Stored dataset items
_ _ _ _ _ _ _
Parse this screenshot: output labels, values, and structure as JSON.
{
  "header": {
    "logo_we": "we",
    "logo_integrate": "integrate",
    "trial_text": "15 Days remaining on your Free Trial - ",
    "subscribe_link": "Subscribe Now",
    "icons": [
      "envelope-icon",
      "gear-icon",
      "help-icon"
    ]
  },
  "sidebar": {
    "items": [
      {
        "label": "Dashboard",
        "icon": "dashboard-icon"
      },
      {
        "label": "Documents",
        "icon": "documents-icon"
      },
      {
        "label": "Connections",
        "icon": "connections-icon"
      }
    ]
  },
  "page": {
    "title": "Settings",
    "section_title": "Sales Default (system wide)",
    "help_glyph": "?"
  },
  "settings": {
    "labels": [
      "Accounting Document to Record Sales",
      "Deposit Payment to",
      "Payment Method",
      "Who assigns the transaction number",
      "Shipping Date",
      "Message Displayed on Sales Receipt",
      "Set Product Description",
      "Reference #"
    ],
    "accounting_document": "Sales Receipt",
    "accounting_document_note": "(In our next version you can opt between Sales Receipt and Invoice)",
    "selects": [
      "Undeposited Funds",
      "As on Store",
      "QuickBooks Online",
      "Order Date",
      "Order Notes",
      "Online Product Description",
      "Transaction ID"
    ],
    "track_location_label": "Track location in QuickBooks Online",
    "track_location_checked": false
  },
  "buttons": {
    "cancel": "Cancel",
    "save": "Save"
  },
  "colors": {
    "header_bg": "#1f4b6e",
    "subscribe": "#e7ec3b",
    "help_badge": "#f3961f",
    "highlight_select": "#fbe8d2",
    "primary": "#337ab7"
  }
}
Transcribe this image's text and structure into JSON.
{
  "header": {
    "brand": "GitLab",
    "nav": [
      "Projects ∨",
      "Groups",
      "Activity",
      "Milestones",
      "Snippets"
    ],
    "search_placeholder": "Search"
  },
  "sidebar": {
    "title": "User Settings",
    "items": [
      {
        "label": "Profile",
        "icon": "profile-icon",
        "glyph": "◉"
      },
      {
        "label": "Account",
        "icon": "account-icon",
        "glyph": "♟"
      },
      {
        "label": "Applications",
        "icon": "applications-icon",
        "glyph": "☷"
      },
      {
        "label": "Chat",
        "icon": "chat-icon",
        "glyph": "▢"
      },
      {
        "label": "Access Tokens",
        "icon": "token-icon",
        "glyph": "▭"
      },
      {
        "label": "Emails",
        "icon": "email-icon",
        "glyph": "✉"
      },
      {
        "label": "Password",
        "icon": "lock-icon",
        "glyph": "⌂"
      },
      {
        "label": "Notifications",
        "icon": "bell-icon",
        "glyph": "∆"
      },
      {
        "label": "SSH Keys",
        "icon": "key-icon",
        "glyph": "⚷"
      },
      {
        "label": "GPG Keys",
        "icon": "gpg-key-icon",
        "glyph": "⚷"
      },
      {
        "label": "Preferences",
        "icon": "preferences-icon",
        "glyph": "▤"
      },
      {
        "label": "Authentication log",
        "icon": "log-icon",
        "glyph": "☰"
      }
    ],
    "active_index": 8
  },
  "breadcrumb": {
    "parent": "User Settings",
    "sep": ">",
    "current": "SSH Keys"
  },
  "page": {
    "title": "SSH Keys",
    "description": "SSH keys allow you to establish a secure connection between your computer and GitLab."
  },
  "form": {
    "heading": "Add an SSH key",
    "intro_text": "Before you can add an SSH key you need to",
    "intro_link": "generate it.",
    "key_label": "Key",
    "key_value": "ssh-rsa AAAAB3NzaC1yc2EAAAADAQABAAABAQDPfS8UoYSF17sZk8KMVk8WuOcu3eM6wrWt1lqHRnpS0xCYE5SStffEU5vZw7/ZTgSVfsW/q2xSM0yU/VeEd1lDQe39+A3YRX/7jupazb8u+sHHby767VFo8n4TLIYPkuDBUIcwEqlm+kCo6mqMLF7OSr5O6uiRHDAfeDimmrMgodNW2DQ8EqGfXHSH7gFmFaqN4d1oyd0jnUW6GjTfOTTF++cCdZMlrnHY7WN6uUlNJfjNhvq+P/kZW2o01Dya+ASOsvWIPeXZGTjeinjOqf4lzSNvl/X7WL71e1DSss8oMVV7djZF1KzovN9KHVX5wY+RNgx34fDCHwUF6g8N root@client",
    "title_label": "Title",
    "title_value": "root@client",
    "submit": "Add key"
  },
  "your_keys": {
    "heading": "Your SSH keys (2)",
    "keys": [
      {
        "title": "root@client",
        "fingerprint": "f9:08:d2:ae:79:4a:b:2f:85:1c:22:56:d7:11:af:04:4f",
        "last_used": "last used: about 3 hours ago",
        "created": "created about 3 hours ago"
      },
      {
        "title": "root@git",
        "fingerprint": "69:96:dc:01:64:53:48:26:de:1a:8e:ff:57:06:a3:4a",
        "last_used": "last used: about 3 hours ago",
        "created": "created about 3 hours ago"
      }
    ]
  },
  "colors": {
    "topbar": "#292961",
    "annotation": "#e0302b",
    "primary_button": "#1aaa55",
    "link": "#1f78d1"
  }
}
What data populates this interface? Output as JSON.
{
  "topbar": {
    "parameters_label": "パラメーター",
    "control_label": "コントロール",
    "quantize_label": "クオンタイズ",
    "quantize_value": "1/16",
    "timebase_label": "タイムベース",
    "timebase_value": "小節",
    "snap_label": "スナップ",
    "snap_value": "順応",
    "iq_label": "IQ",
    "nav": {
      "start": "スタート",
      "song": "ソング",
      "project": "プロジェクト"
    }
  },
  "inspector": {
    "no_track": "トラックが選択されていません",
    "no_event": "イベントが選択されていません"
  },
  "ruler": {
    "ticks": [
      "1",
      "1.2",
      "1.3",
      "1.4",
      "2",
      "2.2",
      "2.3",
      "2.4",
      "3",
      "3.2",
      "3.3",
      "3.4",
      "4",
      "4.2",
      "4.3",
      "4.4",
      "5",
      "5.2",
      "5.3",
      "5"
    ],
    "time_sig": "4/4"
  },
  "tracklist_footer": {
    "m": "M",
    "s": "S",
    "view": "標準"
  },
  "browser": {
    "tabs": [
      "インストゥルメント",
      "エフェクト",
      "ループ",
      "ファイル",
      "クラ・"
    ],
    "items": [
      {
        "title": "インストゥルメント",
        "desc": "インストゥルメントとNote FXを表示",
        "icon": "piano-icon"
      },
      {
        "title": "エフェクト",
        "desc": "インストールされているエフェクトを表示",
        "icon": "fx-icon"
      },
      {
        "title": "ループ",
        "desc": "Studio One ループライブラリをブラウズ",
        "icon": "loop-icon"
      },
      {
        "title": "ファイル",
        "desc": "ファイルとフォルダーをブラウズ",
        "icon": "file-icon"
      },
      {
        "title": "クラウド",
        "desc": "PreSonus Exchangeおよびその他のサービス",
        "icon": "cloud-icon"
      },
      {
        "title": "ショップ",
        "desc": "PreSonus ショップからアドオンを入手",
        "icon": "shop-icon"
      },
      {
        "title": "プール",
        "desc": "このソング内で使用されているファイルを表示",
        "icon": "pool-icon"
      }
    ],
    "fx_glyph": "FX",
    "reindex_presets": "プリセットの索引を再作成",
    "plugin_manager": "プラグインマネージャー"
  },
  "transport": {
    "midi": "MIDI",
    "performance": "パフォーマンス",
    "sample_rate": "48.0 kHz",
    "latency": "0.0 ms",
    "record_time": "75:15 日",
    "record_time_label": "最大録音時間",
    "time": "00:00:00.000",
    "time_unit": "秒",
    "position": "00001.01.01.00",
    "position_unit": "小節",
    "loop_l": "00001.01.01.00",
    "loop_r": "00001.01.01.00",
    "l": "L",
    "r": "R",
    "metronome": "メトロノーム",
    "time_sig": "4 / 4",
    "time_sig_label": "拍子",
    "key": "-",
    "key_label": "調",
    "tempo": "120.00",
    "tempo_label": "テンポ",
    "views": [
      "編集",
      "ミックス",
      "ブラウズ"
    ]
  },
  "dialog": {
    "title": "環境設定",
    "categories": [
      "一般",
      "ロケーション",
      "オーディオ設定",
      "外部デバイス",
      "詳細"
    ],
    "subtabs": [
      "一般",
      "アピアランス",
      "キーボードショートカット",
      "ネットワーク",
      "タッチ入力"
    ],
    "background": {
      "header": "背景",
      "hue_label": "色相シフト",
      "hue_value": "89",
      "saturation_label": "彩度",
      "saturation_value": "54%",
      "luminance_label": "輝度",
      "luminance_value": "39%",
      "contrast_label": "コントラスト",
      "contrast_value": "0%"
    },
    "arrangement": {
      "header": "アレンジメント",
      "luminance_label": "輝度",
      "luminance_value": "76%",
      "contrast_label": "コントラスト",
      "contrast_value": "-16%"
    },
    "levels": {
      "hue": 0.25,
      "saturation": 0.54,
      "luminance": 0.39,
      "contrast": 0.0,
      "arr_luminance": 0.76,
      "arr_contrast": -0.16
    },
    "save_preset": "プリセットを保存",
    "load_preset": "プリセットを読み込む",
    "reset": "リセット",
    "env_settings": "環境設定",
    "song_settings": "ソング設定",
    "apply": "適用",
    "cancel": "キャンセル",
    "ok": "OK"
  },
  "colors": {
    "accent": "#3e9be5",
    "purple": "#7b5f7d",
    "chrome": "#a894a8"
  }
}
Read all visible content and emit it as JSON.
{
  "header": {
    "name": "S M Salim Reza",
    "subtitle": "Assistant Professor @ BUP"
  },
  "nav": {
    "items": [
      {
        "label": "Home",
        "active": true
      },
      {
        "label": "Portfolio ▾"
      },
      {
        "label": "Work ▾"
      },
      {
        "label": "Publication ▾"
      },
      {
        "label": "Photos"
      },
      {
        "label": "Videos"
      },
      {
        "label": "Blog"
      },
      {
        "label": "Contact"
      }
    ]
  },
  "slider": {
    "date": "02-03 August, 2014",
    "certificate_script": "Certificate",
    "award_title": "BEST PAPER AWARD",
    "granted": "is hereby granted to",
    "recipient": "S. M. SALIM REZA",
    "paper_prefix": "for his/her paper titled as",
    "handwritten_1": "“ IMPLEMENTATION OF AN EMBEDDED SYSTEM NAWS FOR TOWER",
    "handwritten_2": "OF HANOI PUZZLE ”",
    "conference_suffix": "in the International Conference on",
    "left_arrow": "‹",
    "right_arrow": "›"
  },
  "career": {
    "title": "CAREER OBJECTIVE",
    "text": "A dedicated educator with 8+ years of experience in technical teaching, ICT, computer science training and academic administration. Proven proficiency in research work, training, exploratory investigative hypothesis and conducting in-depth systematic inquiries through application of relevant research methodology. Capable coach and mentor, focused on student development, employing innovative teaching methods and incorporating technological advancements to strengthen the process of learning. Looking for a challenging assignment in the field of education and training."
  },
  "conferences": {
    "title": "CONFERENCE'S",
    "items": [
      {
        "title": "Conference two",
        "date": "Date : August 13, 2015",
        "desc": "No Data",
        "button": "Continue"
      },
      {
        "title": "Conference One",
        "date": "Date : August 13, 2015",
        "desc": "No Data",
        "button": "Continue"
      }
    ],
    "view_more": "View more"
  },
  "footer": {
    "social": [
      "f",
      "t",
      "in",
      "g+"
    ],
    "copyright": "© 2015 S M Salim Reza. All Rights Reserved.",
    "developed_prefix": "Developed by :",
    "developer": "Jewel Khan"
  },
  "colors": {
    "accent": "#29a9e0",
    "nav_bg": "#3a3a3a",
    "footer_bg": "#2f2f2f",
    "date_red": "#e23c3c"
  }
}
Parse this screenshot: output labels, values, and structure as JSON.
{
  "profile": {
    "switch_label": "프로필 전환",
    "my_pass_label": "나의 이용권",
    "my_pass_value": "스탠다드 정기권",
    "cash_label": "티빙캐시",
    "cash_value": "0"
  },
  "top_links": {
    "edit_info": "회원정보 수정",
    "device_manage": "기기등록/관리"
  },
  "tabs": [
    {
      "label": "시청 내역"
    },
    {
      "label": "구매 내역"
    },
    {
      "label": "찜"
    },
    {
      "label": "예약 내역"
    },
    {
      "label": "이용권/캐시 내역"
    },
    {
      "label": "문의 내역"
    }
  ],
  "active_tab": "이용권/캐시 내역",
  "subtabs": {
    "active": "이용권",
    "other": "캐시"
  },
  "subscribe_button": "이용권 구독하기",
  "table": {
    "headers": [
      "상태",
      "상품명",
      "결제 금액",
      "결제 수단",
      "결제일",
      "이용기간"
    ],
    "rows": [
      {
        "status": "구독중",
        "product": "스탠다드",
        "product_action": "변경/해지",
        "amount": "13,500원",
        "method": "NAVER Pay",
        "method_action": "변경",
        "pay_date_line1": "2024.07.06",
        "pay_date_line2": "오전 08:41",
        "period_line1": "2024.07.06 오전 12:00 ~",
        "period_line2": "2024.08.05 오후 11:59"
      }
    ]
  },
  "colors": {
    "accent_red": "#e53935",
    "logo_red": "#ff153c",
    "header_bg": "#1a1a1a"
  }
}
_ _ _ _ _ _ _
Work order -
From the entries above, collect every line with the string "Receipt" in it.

Result of this task -
      "Message Displayed on Sales Receipt",
    "accounting_document": "Sales Receipt",
    "accounting_document_note": "(In our next version you can opt between Sales Receipt and Invoice)",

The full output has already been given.